- WHAT THE TASK ASKS
Return the lines below that carry the word "this".
■ ■ ■
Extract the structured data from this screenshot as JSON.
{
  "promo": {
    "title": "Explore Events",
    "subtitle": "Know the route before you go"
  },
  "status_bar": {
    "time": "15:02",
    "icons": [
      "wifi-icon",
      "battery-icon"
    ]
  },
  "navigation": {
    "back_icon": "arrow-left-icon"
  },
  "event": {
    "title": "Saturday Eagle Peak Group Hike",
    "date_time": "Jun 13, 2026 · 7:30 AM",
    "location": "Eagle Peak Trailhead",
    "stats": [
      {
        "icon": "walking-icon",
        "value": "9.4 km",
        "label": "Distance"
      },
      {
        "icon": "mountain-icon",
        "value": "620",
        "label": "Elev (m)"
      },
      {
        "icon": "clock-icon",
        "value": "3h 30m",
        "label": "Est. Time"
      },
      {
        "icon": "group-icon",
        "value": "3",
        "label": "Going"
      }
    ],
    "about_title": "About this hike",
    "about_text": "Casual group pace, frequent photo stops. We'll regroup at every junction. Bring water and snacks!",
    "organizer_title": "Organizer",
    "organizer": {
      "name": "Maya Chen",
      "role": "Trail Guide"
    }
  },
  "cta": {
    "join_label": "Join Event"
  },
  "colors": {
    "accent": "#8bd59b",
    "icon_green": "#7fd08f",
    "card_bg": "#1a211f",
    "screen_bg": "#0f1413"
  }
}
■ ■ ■
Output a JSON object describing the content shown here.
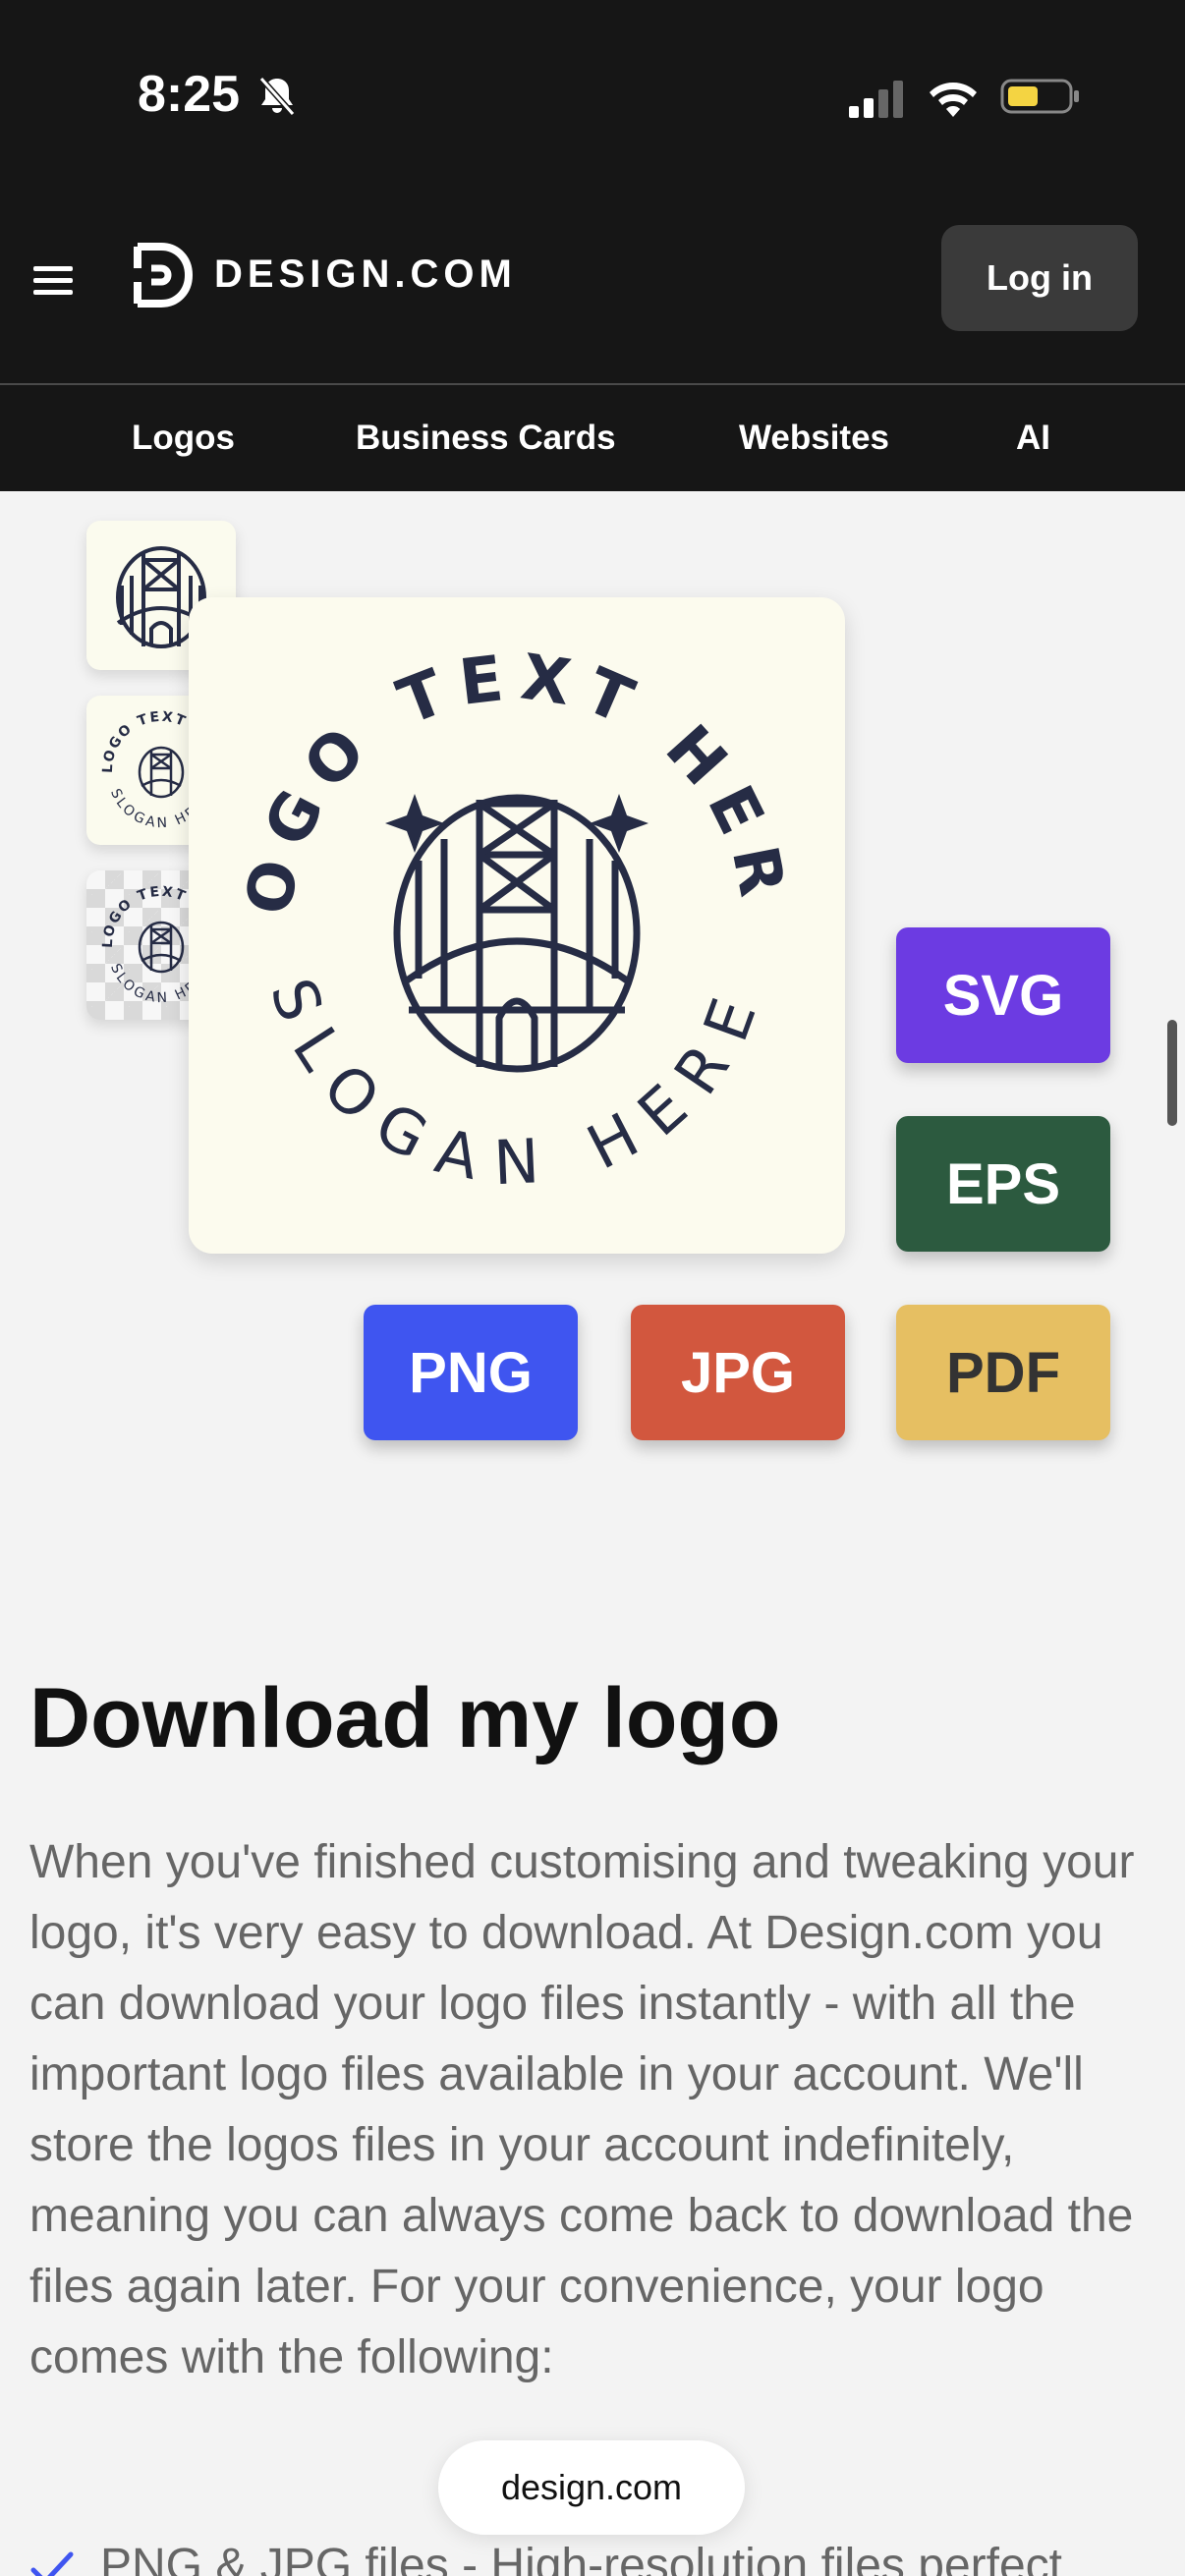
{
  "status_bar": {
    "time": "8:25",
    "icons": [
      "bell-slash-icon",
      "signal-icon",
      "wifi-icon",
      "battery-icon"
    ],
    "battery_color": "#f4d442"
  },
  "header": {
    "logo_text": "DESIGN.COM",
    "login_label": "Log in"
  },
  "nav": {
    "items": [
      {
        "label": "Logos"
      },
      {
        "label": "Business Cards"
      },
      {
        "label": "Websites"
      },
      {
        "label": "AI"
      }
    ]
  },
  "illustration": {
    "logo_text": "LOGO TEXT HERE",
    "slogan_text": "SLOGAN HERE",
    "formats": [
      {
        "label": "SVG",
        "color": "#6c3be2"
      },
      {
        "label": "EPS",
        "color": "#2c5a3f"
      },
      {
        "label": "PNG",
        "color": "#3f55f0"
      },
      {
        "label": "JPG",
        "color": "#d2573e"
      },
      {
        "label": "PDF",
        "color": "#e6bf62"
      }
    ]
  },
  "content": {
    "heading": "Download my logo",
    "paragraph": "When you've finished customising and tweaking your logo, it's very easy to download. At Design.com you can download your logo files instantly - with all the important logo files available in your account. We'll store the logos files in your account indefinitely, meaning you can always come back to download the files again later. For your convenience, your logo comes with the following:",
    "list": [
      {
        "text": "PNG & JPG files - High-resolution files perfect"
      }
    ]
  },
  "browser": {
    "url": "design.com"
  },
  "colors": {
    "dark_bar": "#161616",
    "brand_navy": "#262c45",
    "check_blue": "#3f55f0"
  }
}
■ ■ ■
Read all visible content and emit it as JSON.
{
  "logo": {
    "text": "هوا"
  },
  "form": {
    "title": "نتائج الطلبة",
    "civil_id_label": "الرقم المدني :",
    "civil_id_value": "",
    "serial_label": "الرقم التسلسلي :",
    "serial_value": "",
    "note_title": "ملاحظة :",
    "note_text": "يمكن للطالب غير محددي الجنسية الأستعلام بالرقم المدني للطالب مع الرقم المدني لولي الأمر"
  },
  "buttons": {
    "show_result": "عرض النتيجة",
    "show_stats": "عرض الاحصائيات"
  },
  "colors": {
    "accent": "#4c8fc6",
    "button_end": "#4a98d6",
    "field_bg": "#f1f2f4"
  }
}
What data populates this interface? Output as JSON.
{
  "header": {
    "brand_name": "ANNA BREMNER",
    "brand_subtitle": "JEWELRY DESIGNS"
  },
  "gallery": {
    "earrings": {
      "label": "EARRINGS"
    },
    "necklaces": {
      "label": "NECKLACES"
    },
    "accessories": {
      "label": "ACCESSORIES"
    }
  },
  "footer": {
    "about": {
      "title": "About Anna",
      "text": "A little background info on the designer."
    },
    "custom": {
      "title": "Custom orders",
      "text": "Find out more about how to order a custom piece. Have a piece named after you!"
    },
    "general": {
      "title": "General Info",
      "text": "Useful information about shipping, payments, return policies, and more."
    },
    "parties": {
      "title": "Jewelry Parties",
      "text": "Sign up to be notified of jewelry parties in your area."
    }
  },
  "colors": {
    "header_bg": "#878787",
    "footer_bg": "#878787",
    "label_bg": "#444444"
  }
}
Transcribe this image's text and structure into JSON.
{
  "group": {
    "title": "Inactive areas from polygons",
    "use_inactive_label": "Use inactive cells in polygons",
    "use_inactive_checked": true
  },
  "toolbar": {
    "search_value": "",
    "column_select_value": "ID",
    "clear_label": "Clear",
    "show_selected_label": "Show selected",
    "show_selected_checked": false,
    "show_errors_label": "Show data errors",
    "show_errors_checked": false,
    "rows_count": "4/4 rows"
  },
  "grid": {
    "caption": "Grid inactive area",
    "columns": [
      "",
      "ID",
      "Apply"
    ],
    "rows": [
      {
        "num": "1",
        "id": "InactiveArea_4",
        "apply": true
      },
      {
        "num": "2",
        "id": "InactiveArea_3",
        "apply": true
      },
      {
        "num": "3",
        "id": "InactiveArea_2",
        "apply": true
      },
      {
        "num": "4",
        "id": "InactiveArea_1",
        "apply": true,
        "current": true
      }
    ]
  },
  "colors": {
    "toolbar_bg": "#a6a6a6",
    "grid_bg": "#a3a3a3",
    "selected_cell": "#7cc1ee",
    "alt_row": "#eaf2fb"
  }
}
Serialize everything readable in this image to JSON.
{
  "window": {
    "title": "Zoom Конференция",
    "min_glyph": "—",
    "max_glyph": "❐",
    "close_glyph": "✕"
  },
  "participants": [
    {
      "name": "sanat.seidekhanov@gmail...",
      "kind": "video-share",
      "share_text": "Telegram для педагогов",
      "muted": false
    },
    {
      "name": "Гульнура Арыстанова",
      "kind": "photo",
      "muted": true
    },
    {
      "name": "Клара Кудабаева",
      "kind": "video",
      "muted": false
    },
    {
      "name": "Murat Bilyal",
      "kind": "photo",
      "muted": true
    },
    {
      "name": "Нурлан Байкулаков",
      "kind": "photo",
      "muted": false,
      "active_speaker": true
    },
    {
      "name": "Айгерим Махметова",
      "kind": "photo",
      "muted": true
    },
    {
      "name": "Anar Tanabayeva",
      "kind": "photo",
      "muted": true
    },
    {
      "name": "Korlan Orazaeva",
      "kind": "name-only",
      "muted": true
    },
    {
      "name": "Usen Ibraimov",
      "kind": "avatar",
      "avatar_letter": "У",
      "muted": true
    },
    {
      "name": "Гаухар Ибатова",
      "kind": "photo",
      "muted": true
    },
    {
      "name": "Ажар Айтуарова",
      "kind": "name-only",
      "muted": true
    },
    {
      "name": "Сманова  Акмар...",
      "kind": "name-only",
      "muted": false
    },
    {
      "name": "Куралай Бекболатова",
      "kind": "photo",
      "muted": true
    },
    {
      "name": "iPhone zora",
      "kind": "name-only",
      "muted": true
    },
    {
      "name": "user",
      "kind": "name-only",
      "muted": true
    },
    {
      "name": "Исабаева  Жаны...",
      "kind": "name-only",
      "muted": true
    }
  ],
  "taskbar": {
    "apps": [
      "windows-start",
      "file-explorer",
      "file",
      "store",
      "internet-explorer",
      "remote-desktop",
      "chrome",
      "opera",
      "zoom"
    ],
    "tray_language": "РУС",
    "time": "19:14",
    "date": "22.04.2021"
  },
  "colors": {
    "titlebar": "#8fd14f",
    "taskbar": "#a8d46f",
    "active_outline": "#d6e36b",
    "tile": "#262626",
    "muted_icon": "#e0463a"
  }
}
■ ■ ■
- RESPONSE BOX
Extract the structured data from this screenshot as JSON.
    "about_title": "About this hike",
What data populates this interface? Output as JSON.
Transcribe this image's text and structure into JSON.
Serialize everything readable in this image to JSON.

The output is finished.